- To: peck@Sun.COM
- Subject: Order of evaluation in PUSH (& PUSHNEW)
- From: David A. Moon <Moon@STONY-BROOK.SCRC.Symbolics.COM>
- Date: Wed, 20 May 87 20:56 EDT
- Cc: firstname.lastname@example.org
- In-reply-to: <8705202058.AA29640@denali.sun.com>
Date: Wed, 20 May 87 13:57:56 -0700
In the form: (push (ref1) (car (ref2)))
It is unclear whether (ref1) should be evaluated before (ref2).
The intention of the two paragraphs on page 99
Other macros that manipulate generalized variables include ... push ....
Macros that manipulate generalized variables must guarantee...
subforms of generalized-variable references are evaluated ...
in exactly the same order as they appear in the *source* program.
was to require (ref1) to be evaluated before (ref2). If some
implementations fail to follow this, that's evidence that this part
of the specification is not considered universally important, but
I don't think it changes the language.
I hadn't realized until I read your message that the book is actually
ambiguous (here as in so many other places). The quoted paragraphs could
be taken to restrict order of evaluation only of the subforms of
(car (ref2)), not all of the subforms of the push form. I'm sure
this weaker interpretation was not what was intended, and the discussion
of (setf reference value) later on the same page supports that,
since value is not a subform of a generalized-variable reference.
I personally think it's pretty dangerous for order of evaluation to
be unspecified and implementation-dependent, so I would prefer to

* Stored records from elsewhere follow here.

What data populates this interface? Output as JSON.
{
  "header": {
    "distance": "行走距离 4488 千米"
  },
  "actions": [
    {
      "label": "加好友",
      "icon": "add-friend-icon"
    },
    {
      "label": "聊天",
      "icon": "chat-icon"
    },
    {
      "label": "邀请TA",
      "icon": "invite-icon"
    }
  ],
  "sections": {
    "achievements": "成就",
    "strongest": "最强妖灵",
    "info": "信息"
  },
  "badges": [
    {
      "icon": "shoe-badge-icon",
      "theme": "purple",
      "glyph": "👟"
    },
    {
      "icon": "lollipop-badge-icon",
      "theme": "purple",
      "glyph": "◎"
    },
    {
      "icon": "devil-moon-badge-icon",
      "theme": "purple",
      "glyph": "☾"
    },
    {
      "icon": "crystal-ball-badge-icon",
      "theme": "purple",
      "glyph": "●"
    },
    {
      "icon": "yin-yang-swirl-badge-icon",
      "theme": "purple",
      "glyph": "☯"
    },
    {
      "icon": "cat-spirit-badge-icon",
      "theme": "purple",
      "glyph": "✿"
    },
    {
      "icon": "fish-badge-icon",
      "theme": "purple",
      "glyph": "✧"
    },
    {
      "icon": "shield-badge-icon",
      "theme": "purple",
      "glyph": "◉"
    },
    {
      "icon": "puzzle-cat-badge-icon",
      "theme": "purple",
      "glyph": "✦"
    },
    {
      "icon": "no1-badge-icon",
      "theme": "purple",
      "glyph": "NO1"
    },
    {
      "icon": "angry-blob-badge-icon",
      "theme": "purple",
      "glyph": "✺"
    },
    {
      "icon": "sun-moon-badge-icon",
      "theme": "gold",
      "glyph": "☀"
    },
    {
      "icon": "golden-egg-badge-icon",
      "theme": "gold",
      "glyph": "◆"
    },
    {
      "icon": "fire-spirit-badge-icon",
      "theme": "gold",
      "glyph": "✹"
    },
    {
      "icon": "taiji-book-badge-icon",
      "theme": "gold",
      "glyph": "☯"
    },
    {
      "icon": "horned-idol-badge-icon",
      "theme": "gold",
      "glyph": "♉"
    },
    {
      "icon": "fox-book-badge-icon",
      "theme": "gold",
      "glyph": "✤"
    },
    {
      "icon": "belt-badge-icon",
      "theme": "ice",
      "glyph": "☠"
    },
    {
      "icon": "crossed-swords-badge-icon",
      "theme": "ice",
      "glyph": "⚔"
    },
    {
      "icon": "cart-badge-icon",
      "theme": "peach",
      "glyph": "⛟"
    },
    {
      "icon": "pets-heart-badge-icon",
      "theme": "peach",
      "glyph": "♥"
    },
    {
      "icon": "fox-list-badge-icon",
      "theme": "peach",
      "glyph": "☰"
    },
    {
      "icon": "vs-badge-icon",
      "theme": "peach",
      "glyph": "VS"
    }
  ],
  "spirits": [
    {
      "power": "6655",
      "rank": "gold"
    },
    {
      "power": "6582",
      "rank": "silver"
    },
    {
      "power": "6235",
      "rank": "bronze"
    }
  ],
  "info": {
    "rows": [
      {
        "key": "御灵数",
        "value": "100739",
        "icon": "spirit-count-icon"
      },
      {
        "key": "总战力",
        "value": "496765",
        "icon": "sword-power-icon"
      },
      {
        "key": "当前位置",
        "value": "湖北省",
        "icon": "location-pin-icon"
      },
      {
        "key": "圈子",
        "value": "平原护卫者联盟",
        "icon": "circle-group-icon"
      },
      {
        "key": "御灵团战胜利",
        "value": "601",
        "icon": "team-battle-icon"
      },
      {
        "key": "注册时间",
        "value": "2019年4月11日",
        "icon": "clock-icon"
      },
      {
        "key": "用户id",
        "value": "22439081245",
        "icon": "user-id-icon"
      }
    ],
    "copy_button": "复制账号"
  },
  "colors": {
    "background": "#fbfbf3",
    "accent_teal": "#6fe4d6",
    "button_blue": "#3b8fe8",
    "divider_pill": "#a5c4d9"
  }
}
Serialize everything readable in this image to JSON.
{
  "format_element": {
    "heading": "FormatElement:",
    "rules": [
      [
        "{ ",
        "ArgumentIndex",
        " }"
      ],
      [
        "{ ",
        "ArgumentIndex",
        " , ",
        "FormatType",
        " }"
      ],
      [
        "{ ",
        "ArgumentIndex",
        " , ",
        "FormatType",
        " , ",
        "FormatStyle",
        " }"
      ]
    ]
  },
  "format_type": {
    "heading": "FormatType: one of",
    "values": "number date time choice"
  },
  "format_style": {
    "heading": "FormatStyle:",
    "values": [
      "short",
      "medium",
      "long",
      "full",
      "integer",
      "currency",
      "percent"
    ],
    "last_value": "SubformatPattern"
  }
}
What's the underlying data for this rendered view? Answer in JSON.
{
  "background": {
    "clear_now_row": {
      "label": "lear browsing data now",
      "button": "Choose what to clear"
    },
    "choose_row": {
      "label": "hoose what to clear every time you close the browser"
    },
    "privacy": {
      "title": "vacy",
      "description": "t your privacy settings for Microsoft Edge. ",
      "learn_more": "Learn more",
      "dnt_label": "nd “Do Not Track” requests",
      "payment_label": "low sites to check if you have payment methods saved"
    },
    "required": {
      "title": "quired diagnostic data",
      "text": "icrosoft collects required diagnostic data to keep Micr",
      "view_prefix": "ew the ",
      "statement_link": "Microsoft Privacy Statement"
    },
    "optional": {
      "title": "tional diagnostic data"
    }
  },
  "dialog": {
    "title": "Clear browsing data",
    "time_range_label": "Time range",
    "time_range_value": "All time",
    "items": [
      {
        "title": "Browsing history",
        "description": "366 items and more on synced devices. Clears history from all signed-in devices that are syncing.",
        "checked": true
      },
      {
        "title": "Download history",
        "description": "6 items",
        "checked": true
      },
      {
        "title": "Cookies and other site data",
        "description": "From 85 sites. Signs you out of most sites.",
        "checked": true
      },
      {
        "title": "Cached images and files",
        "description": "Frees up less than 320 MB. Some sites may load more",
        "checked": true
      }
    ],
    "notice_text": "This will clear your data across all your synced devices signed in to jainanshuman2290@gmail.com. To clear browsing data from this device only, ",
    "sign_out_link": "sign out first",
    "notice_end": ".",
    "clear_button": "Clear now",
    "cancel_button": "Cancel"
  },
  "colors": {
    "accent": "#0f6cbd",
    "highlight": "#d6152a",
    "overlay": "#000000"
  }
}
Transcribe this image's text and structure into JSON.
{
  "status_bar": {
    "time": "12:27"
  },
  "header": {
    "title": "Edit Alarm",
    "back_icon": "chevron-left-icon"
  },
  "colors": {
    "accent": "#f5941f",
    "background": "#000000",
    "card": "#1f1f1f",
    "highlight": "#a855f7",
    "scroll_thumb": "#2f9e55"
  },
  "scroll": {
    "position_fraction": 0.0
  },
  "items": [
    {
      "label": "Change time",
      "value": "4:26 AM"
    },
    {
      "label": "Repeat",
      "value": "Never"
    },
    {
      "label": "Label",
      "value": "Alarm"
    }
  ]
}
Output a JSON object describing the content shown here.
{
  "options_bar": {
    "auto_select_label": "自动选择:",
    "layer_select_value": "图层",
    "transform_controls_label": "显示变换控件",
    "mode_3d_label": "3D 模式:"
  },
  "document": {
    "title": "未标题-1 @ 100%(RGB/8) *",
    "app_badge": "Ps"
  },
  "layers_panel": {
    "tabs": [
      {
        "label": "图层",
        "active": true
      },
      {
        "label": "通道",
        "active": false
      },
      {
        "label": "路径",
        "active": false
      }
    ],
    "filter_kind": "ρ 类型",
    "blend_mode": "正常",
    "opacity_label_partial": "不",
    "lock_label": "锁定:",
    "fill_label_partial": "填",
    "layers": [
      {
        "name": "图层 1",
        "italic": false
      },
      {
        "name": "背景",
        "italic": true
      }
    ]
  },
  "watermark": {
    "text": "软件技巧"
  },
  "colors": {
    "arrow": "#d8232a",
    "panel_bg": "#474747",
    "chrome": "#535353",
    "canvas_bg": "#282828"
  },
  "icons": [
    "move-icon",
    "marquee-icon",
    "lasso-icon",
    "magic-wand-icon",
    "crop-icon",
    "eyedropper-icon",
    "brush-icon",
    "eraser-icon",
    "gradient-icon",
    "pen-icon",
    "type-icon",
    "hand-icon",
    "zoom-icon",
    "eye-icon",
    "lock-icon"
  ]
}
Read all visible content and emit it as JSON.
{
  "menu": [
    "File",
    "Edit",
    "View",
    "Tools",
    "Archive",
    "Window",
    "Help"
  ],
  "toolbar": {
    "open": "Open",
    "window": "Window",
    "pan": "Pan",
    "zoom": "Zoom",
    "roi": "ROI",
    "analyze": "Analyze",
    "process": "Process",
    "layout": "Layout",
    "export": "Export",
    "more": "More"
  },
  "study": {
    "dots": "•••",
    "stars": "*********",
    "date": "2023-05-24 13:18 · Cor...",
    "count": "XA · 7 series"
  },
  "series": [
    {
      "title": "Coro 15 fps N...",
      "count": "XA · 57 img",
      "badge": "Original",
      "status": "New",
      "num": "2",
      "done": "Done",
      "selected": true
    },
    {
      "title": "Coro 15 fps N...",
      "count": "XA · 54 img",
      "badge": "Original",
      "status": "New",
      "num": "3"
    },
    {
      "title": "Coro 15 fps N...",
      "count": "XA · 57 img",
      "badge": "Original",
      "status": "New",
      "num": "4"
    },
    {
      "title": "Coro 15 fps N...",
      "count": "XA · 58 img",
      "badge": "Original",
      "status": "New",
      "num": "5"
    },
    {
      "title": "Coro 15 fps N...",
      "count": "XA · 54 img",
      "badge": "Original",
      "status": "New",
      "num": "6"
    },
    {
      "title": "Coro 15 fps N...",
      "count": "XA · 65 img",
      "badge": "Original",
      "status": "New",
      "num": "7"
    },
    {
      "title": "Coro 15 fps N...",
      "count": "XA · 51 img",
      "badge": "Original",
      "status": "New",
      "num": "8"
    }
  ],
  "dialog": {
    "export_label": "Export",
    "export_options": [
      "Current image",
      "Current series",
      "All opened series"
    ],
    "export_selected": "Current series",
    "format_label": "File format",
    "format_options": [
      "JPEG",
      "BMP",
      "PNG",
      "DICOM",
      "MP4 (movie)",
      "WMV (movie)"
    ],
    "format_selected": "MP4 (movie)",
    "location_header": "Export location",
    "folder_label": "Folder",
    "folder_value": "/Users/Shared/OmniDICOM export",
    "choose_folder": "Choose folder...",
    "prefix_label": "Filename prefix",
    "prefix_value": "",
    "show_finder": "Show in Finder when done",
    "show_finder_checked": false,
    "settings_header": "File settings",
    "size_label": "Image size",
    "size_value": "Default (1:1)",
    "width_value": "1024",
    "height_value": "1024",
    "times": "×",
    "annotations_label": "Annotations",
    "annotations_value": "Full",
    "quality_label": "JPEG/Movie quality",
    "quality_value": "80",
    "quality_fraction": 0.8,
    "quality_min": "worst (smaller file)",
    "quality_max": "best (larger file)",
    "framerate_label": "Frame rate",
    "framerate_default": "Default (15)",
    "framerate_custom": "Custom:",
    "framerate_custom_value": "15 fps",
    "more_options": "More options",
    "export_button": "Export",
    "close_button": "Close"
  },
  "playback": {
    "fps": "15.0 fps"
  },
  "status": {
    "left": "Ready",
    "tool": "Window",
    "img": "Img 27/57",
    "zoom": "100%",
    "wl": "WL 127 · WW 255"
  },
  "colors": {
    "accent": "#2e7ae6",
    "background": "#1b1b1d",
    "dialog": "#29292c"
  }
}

leave the language the way I claim it was intended to be, and as part
of the standardization process write a less ambiguous specification.